This can be the result of both bad writing and bad editing. I, ultimately, define it on both merits and being an editor, really study each film like a piece of music.
It’s nearly impossible not to notice a song that goes off rhythm or changes tempo too quickly because our ears are naturally inclined to react to those changes. But our eyes aren’t as well trained to transmit that information. Given the onslaught of abrupt images, our eyes have been conditioned to believe a shot per second is a standard tempo. So I find more and more in film reviews, people will confuse a slower pace to a bad one. But it’s not.
Let’s compare again to music. In Western culture, our eyes are constantly accustomed to the Prestissimo tempo. But imagine if every song on the radio was at this pace, Beethoven Piano Trio in C minor. 4 - Prestissimo , our ears would probably be exhausted. Or it would set that as the standard. In some instances, films do work at this pace because the director, writer and editor have shaped it that way to infer theme or style.
A perfect example of this would be “Goodfellas”. I’ll always remember Martin Scorsese saying he had people requesting he make a film like the last 15 minutes of “Goodfellas” because of its frantic energy. But those 15 minutes were a tempo that was built up to by the preceding 120 minutes, which explored various other tempos. But overall, it was already at a heighted pace, perhaps in a Vivace tempo, which Scorsese said was inspired by the first 5 minutes of Truffaut’s Jules et Jim .
On the other hand, a film like “Barry Lyndon” or “2001” is criticized for its excruciating pace. Yet, they both have a very deliberate and steady pace. No editor could criticize those films for being badly paced because they’re not. They work in slower movements like perhaps Chopin’s Adagio . One film explores a pace that would be customary in 19th century England and the other reflects a pace that might be found in the boundlessness of the galaxy.
Now let’s look at pacing on a stricly writing perspective.

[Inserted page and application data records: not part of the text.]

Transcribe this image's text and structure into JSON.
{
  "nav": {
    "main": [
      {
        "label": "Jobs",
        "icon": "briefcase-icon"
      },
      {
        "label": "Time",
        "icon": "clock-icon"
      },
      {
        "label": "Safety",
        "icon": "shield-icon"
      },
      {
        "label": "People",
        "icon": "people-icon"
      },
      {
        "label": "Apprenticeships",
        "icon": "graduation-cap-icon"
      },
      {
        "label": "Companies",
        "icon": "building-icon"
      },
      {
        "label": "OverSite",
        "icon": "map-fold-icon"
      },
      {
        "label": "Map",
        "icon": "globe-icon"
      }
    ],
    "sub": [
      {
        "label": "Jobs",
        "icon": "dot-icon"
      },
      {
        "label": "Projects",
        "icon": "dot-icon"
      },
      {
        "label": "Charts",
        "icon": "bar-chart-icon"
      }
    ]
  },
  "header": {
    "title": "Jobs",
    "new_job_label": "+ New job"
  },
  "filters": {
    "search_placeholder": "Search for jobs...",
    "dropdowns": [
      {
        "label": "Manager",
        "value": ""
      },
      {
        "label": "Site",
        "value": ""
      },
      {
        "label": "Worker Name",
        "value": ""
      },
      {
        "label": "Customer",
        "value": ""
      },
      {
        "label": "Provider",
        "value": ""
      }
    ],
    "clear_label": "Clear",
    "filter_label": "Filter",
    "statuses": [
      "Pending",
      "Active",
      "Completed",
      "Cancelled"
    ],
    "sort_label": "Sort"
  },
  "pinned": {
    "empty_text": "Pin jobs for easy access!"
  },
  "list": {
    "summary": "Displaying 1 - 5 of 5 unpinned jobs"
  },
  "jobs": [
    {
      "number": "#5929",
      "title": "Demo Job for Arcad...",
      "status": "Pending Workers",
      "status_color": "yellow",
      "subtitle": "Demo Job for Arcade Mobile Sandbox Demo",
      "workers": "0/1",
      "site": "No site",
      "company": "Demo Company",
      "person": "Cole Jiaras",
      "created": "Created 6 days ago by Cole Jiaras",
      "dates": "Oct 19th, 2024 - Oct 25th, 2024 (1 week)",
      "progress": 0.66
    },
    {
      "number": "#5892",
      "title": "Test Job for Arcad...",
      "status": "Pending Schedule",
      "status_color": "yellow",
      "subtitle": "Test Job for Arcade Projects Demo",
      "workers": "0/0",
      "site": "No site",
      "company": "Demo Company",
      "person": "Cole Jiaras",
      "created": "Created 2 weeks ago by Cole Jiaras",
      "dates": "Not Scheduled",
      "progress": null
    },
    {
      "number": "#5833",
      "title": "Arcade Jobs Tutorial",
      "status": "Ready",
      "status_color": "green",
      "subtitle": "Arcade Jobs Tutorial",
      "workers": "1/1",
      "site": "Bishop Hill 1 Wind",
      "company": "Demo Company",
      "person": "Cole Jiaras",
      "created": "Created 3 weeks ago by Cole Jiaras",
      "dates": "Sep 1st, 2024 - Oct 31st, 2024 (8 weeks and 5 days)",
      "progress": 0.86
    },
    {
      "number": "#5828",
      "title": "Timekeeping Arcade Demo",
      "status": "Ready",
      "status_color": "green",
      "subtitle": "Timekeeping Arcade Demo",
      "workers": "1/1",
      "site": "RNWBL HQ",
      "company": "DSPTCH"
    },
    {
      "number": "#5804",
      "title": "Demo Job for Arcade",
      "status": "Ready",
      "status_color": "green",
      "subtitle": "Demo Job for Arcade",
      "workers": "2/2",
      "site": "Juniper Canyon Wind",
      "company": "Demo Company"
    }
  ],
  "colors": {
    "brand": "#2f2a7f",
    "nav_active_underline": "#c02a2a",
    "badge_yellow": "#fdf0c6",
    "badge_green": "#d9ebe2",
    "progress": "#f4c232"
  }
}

There are films like those of Ernst Lubitsch’s “To Be Or Not to Be or Billy Wilder’s One, Two, Three which don’t employ the fastest cuts - certainly nothing compared to modern television. And yet, they could similarly be placed in the vivace tempo because of their electric dialogue. The performances lend way and cement a faster pace even if the editor isn’t keeping up. Add this style of writing and performance to the editing of Scorsese and you get something like David Fincher’s The Social Network.
I think it takes a tremendous skill as a writer, director and editor to create a symphony of invisible tempos that gel together seamlessly. Few films, IMO, master it but some that I would say do include: A Man Escaped, Pulp Fiction, High and Low, Back to the Future, Vengeance is Mine, Scott Pilgrim, The Good, the Bad and the Ugly, The Conversation, and The Wages of Fear.